Find and copy each line of the data that includes "true".

→ **Data in this exercise**
════

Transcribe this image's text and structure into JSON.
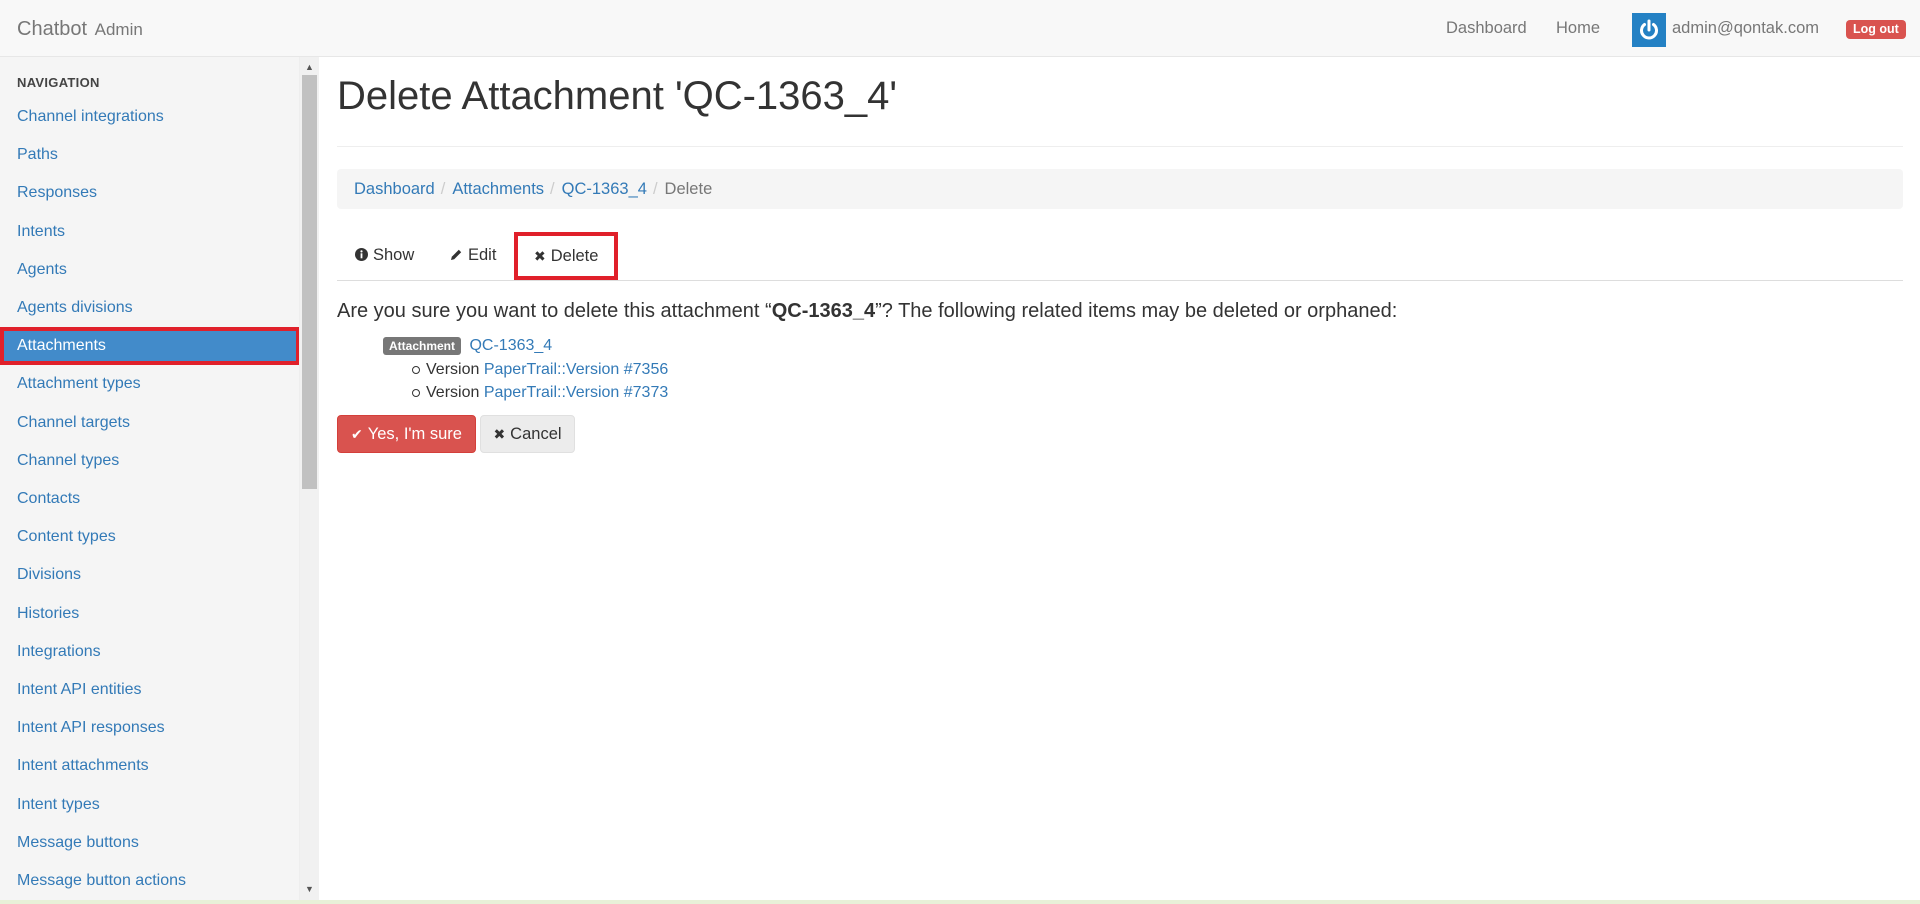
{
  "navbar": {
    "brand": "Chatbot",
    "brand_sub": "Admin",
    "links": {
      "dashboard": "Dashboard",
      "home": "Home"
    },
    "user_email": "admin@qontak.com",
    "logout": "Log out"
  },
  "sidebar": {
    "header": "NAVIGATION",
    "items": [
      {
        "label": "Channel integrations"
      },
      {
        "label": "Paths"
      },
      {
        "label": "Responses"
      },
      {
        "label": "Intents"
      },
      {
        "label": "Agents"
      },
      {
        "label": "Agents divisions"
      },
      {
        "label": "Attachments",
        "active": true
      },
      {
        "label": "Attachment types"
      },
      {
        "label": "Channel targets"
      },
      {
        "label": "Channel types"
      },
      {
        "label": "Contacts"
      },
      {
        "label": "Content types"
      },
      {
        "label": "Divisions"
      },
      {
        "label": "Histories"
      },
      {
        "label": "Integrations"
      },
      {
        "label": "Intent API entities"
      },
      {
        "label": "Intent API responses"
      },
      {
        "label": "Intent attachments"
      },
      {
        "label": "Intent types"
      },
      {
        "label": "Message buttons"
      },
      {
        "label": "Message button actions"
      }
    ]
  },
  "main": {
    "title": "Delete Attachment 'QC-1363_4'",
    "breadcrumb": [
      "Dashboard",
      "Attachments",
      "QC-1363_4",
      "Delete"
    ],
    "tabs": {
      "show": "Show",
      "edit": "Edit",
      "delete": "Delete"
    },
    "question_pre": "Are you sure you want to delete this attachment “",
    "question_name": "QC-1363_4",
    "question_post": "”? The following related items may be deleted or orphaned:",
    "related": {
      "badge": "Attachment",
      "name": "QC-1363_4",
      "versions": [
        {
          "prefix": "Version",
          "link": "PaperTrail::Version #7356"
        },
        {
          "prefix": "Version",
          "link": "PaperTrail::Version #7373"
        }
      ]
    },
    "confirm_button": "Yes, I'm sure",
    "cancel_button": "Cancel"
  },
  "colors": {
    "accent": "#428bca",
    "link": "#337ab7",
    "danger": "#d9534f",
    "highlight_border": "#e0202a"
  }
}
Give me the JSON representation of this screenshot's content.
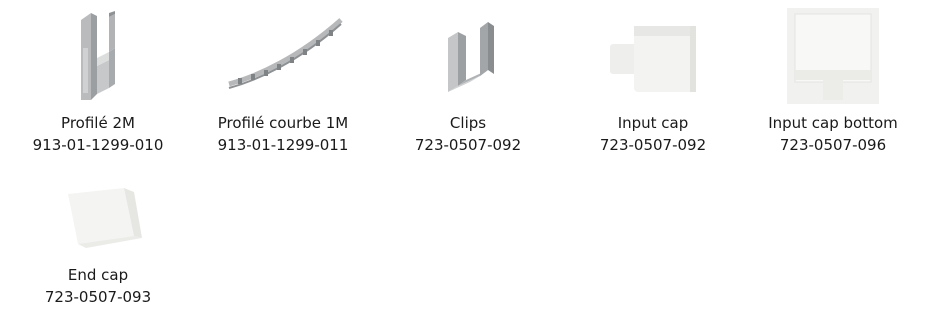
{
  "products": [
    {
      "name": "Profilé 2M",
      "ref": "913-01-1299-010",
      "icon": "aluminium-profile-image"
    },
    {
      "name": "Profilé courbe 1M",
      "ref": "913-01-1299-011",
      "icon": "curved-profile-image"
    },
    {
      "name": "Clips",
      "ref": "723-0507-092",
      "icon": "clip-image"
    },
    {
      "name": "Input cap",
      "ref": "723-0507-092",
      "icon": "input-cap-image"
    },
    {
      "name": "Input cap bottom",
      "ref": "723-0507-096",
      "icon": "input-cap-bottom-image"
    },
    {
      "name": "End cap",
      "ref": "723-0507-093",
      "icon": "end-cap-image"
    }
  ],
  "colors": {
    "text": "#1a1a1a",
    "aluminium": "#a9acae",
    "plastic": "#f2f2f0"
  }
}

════

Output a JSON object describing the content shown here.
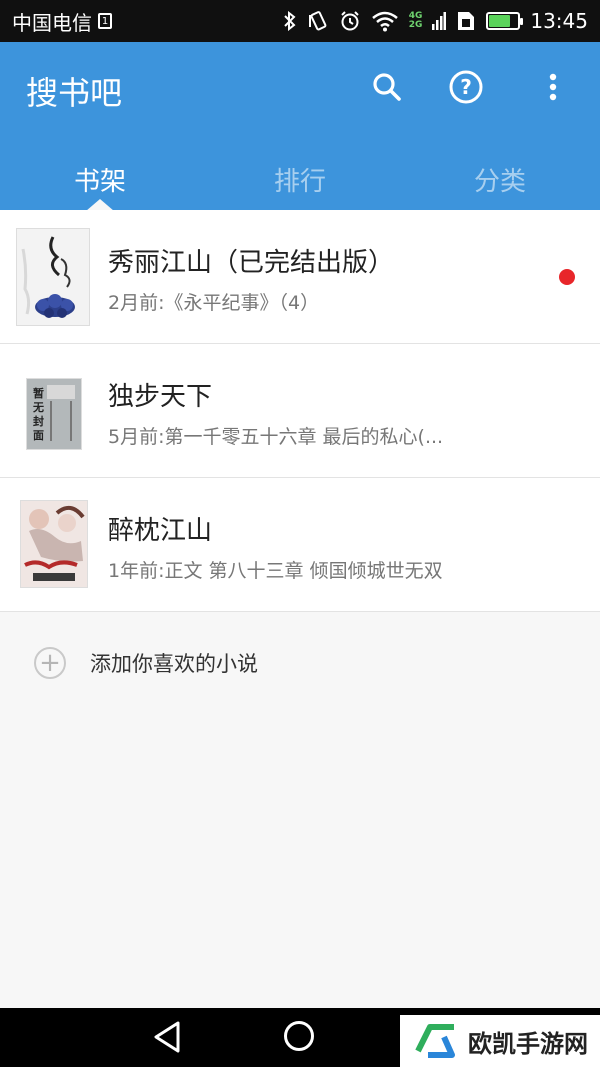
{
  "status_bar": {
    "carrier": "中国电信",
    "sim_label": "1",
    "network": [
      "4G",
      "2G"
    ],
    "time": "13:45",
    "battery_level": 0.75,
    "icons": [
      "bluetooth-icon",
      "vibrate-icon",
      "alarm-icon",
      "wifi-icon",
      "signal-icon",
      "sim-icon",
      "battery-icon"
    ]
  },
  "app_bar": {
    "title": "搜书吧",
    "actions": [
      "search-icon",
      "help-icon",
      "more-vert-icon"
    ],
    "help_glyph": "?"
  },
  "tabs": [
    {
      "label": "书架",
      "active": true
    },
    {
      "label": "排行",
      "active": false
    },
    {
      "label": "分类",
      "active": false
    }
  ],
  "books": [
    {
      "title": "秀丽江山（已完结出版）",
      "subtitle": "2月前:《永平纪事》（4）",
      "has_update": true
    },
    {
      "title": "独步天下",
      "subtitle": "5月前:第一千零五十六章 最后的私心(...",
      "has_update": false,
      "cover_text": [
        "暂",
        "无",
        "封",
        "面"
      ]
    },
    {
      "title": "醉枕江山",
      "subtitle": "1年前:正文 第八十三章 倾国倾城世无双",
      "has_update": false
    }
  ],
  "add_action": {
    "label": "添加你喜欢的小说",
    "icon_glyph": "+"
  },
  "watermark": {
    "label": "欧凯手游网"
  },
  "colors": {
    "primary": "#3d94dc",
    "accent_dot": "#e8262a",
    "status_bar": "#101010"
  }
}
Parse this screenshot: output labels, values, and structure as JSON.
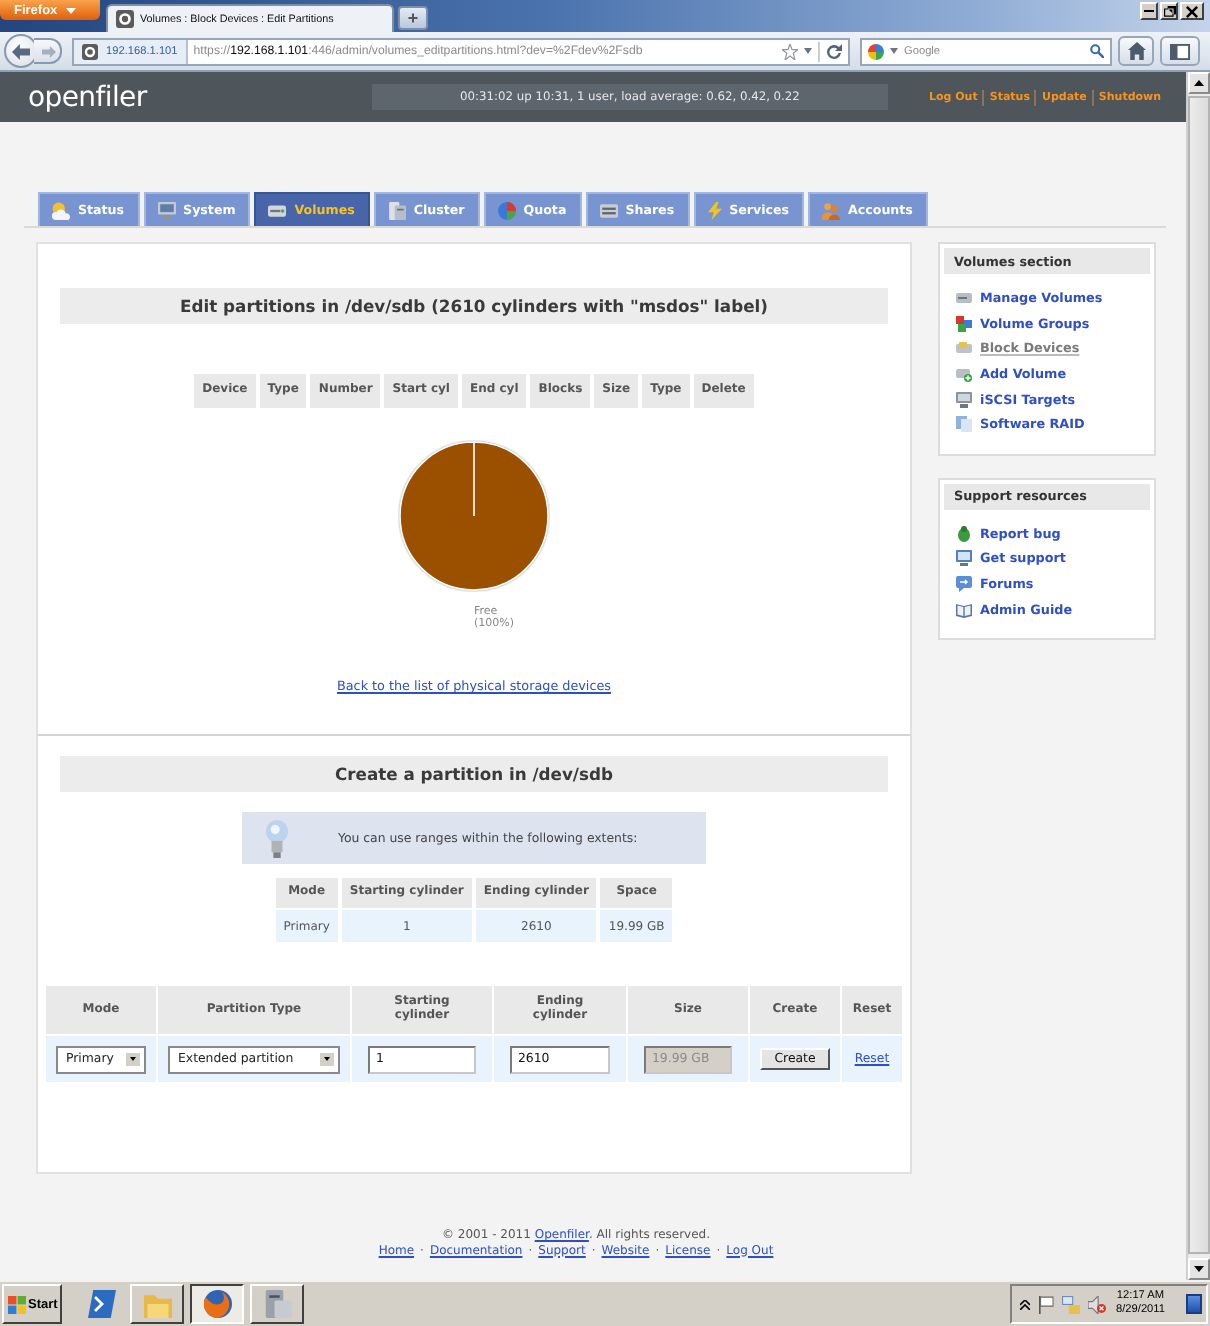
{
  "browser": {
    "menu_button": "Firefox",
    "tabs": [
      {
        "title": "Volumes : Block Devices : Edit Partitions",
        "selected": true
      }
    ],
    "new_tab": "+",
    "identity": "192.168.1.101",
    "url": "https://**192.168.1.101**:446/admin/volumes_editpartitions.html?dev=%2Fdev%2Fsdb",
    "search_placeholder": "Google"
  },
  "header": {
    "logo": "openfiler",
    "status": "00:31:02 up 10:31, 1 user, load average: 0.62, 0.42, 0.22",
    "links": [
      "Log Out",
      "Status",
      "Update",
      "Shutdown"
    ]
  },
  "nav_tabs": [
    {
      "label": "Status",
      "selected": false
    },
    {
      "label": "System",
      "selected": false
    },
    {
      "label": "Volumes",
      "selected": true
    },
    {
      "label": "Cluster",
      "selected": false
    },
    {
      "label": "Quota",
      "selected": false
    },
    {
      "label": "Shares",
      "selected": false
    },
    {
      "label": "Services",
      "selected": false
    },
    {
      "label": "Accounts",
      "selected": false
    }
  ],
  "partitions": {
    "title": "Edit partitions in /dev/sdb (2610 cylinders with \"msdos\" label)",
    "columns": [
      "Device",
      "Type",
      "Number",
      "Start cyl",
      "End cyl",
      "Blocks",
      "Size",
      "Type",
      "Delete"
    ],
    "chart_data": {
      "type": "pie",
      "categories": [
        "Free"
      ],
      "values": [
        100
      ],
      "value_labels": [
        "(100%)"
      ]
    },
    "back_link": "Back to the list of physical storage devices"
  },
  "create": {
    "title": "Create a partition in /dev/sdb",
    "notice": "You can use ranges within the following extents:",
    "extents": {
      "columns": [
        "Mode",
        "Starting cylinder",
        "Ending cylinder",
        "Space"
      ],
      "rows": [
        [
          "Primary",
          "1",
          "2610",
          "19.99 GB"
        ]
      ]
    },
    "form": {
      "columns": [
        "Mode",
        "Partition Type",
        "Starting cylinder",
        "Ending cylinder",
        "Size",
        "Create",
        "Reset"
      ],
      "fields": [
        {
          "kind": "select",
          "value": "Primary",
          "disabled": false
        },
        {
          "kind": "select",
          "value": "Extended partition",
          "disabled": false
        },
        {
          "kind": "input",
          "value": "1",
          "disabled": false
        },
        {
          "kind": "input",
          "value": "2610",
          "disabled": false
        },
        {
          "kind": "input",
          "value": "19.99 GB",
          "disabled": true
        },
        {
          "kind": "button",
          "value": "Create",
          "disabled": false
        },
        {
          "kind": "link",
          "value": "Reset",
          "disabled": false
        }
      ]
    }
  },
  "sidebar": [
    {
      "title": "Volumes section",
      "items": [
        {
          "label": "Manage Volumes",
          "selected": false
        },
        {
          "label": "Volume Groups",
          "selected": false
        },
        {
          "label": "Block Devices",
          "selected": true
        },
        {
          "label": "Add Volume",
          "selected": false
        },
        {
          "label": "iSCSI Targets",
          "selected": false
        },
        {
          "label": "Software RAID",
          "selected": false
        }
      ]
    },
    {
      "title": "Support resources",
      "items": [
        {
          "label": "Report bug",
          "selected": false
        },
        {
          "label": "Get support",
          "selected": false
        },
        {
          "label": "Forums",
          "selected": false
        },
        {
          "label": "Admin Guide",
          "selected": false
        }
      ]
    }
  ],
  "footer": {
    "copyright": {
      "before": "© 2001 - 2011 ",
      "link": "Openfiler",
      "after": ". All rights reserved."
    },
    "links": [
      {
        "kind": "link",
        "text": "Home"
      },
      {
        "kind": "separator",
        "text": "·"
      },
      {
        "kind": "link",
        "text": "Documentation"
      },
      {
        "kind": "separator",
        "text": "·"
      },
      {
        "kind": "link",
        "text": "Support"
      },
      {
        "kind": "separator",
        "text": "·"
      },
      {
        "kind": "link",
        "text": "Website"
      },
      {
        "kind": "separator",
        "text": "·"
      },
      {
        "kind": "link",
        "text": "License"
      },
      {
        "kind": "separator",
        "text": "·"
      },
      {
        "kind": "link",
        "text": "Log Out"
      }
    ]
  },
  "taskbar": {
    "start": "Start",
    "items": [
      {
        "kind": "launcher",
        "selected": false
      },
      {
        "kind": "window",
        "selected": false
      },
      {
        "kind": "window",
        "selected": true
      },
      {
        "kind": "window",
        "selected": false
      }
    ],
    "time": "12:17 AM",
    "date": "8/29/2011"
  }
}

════

→ **Your solution**
        "active": true
      "active": true
      "has_update": true
        "selected": true
      "selected": true
          "disabled": true
          "selected": true
        "selected": true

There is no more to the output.